EXERCISE AIM:
Could you filter the records below down to the lines that include the word "this"?

Component data from apps and pages:
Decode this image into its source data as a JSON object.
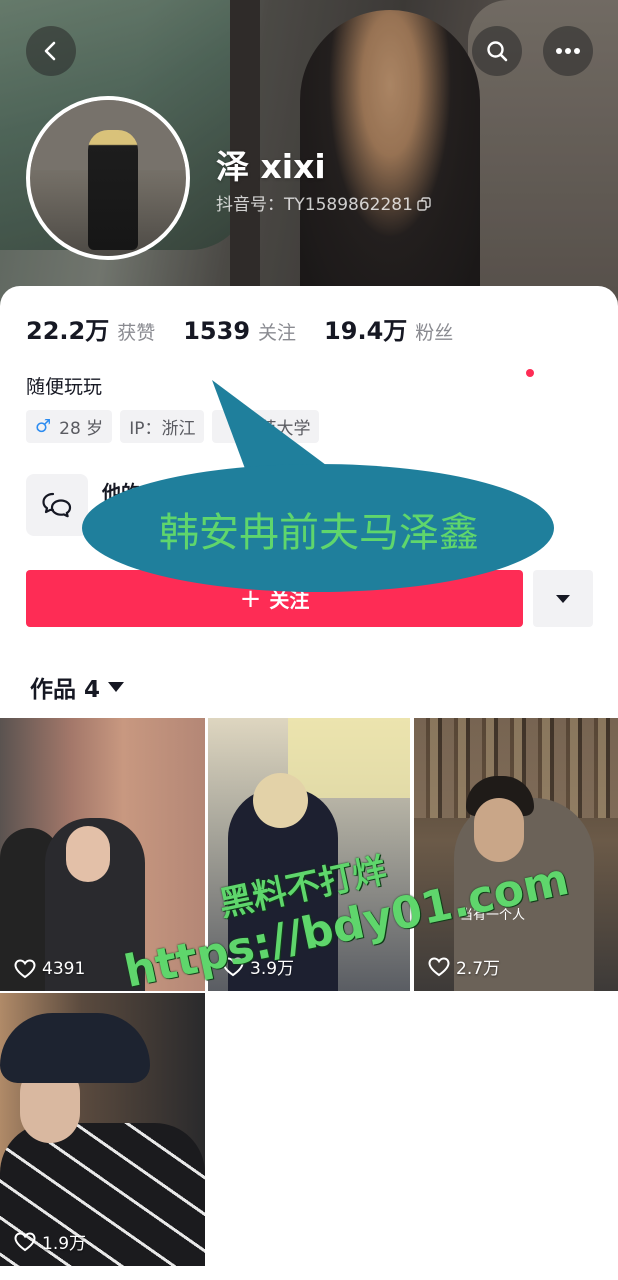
{
  "header": {
    "nickname": "泽 xixi",
    "douyin_id": "抖音号：TY1589862281",
    "back_icon": "back-arrow",
    "search_icon": "search",
    "more_icon": "more-dots"
  },
  "stats": [
    {
      "value": "22.2万",
      "label": "获赞"
    },
    {
      "value": "1539",
      "label": "关注"
    },
    {
      "value": "19.4万",
      "label": "粉丝"
    }
  ],
  "bio": "随便玩玩",
  "tags": {
    "gender_age": "28 岁",
    "ip": "IP：浙江",
    "school": "师范大学"
  },
  "message": {
    "label": "他的"
  },
  "follow": {
    "label": "关注"
  },
  "works": {
    "tab_label": "作品 4",
    "items": [
      {
        "likes": "4391"
      },
      {
        "likes": "3.9万"
      },
      {
        "likes": "2.7万"
      },
      {
        "likes": "1.9万"
      }
    ]
  },
  "overlays": {
    "bubble_text": "韩安冉前夫马泽鑫",
    "watermark_line1": "黑料不打烊",
    "watermark_line2": "https://bdy01.com",
    "video_caption": "当有一个人"
  },
  "colors": {
    "accent": "#fe2c55",
    "bubble": "#1f7f9c",
    "watermark": "#5fd66c"
  }
}
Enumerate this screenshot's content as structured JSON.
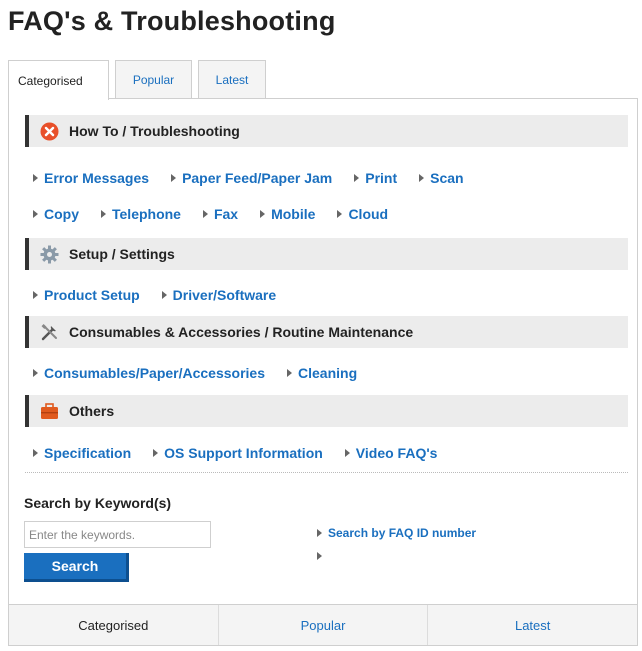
{
  "page": {
    "title": "FAQ's & Troubleshooting"
  },
  "tabs": [
    {
      "label": "Categorised",
      "active": true
    },
    {
      "label": "Popular",
      "active": false
    },
    {
      "label": "Latest",
      "active": false
    }
  ],
  "sections": [
    {
      "title": "How To / Troubleshooting",
      "icon": "error-circle-icon",
      "rows": [
        [
          "Error Messages",
          "Paper Feed/Paper Jam",
          "Print",
          "Scan"
        ],
        [
          "Copy",
          "Telephone",
          "Fax",
          "Mobile",
          "Cloud"
        ]
      ]
    },
    {
      "title": "Setup / Settings",
      "icon": "gear-icon",
      "rows": [
        [
          "Product Setup",
          "Driver/Software"
        ]
      ]
    },
    {
      "title": "Consumables & Accessories / Routine Maintenance",
      "icon": "tools-icon",
      "rows": [
        [
          "Consumables/Paper/Accessories",
          "Cleaning"
        ]
      ]
    },
    {
      "title": "Others",
      "icon": "toolbox-icon",
      "rows": [
        [
          "Specification",
          "OS Support Information",
          "Video FAQ's"
        ]
      ]
    }
  ],
  "search": {
    "title": "Search by Keyword(s)",
    "placeholder": "Enter the keywords.",
    "button_label": "Search",
    "side_links": [
      "Search by FAQ ID number",
      ""
    ]
  },
  "bottom_tabs": [
    {
      "label": "Categorised",
      "active": true
    },
    {
      "label": "Popular",
      "active": false
    },
    {
      "label": "Latest",
      "active": false
    }
  ],
  "colors": {
    "link": "#1a6fbf",
    "header_bg": "#ececec",
    "error_icon": "#e8502a",
    "toolbox_icon": "#e05a1e",
    "gear_icon": "#8a9aa8"
  }
}
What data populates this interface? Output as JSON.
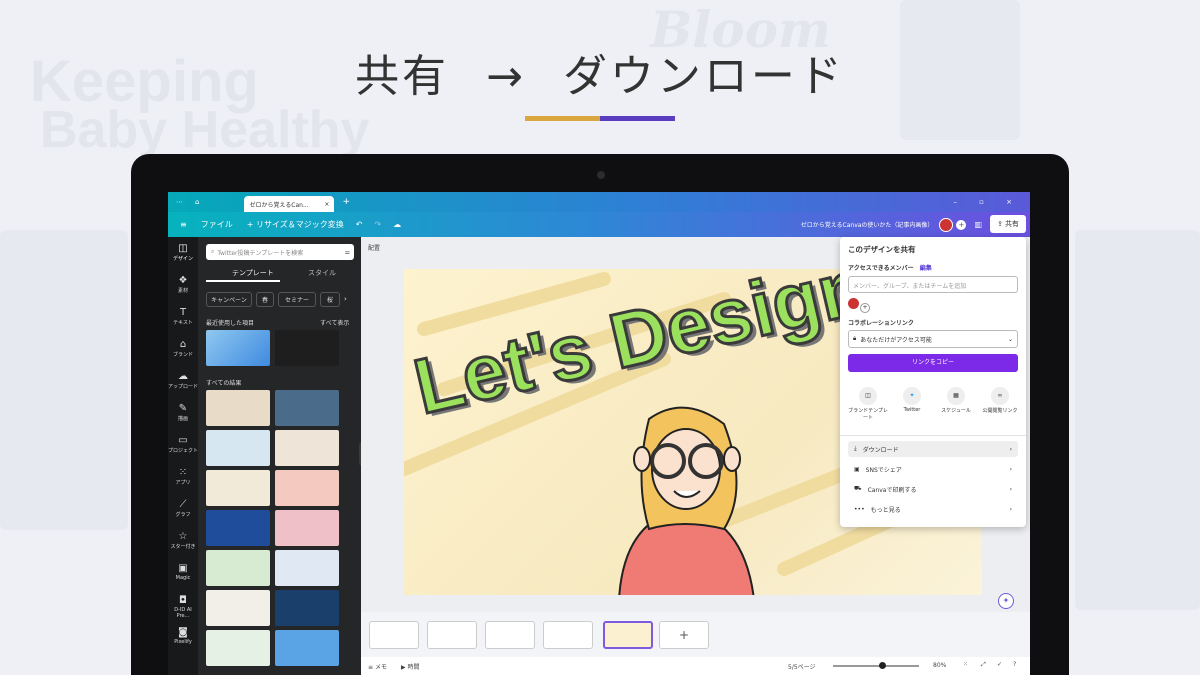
{
  "heading": {
    "left": "共有",
    "arrow": "→",
    "right": "ダウンロード"
  },
  "accent_colors": {
    "gold": "#d9a640",
    "purple": "#5a3dbf"
  },
  "background_text": [
    "Keeping",
    "Baby Healthy",
    "Bloom"
  ],
  "browser": {
    "tab_title": "ゼロから覚えるCan...",
    "new_tab": "+"
  },
  "toolbar": {
    "menu_icon": "≡",
    "file": "ファイル",
    "resize": "+ リサイズ＆マジック変換",
    "doc_title": "ゼロから覚えるCanvaの使いかた（記事内画像）",
    "share": "共有"
  },
  "rail": [
    "デザイン",
    "素材",
    "テキスト",
    "ブランド",
    "アップロード",
    "描画",
    "プロジェクト",
    "アプリ",
    "グラフ",
    "スター付き",
    "Magic",
    "D-ID AI Pre...",
    "Pixelify"
  ],
  "panel": {
    "search_placeholder": "Twitter投稿テンプレートを検索",
    "tab_templates": "テンプレート",
    "tab_styles": "スタイル",
    "chips": [
      "キャンペーン",
      "春",
      "セミナー",
      "桜"
    ],
    "recent_label": "最近使用した項目",
    "see_all": "すべて表示",
    "all_results": "すべての結果"
  },
  "canvas": {
    "label": "配置",
    "text": "Let's Design"
  },
  "share_panel": {
    "title": "このデザインを共有",
    "members_label": "アクセスできるメンバー",
    "edit_link": "編集",
    "input_placeholder": "メンバー、グループ、またはチームを追加",
    "collab_label": "コラボレーションリンク",
    "access_option": "あなただけがアクセス可能",
    "copy_button": "リンクをコピー",
    "quick_actions": [
      "ブランドテンプレート",
      "Twitter",
      "スケジュール",
      "公開閲覧リンク"
    ],
    "menu": [
      "ダウンロード",
      "SNSでシェア",
      "Canvaで印刷する",
      "もっと見る"
    ]
  },
  "status": {
    "notes": "メモ",
    "timer": "時間",
    "page_count": "5/5ページ",
    "zoom": "80%"
  },
  "add_page": "+"
}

PROBLEM SOLUTION:
Decode this image into its source data as a JSON object.
Enumerate this screenshot's content as structured JSON.
What data populates this interface? Output as JSON.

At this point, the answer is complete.